Working on the post-Modern Horizons 2 builds has been tricky, but that’s something I’ve spent a lot of time on, and I’m happy with where the deck is now. But even still, I see players taking new approaches to the deck, and that is so cool to see.
Rakdos Midrange (Pioneer)
I figured I’d throw in a Pioneer deck to round things out, as I’ve spent a lot of this year playing Rakdos Midrange while learning Pioneer and playing through the first Regional Championship season. I enjoy this kind of smash mouth, hard hitting, grind ’em out playstyle in less powerful formats, which makes Pioneer a perfect home for Rakdos Midrange.
Truthfully, when I start playing a new format, I tend to look for whether this style of deck is good to determine if I’ll enjoy the format. And thankfully, Rakdos has been good (plus it plays Thoughtseize, which is always a bonus).
Bonecrusher Giant, Fable of the Mirror-Breaker and Bloodtithe Harvester all provide Rakdos with additional decisions beyond the base layer of creatures and removal spells, which I also enjoy. Getting to go back to my black Midrange deck roots is nice, and this deck has offered a refreshing change of pace from Modern, where these strategies often are underpowered.
It is always nice to take a trip down memory lane at the end of the year, think about what worked, what didn’t and what I liked about the decks I’ve enjoyed. And especially for the last piece of the year, I like to keep things light. Maybe this inspires some of you to try out some of my favorite decks.
As always, I’m happy to talk more about any of these decks. You can reach out to me on Twitter @RappaciousOne for questions, comments or feedback. I want to wish everyone a happy holiday, and I’ll see everyone in the new year!

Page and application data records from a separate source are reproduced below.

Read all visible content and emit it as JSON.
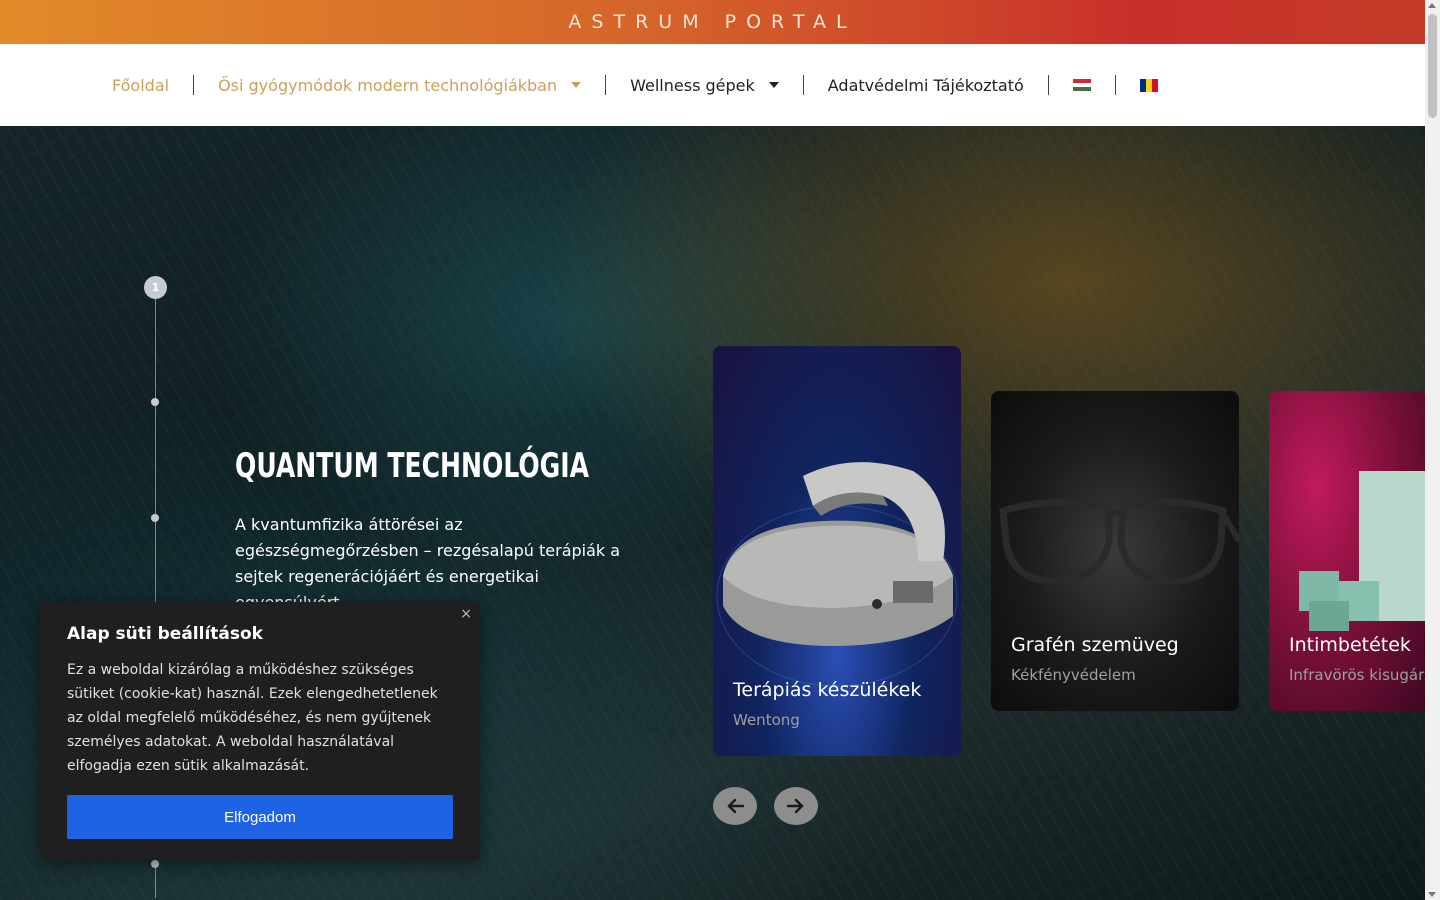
{
  "header": {
    "brand": "ASTRUM PORTAL"
  },
  "nav": {
    "items": [
      {
        "label": "Főoldal",
        "active": true
      },
      {
        "label": "Ősi gyógymódok modern technológiákban",
        "has_dropdown": true,
        "active": true
      },
      {
        "label": "Wellness gépek",
        "has_dropdown": true
      },
      {
        "label": "Adatvédelmi Tájékoztató"
      }
    ],
    "flags": [
      "hungarian-flag",
      "romanian-flag"
    ],
    "colors": {
      "accent": "#c9a25a"
    }
  },
  "hero": {
    "step_number": "1",
    "title": "QUANTUM TECHNOLÓGIA",
    "description": "A kvantumfizika áttörései az egészségmegőrzésben – rezgésalapú terápiák a sejtek regenerációjáért és energetikai egyensúlyért"
  },
  "cards": [
    {
      "title": "Terápiás készülékek",
      "subtitle": "Wentong"
    },
    {
      "title": "Grafén szemüveg",
      "subtitle": "Kékfényvédelem"
    },
    {
      "title": "Intimbetétek",
      "subtitle": "Infravörös kisugárzás"
    }
  ],
  "cookie": {
    "title": "Alap süti beállítások",
    "text": "Ez a weboldal kizárólag a működéshez szükséges sütiket (cookie-kat) használ. Ezek elengedhetetlenek az oldal megfelelő működéséhez, és nem gyűjtenek személyes adatokat. A weboldal használatával elfogadja ezen sütik alkalmazását.",
    "accept_label": "Elfogadom",
    "close_label": "×"
  }
}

Michael Rapp is a Modern specialist who favors Thoughtseize decks. Magic sates his desire for competition and constant improvement.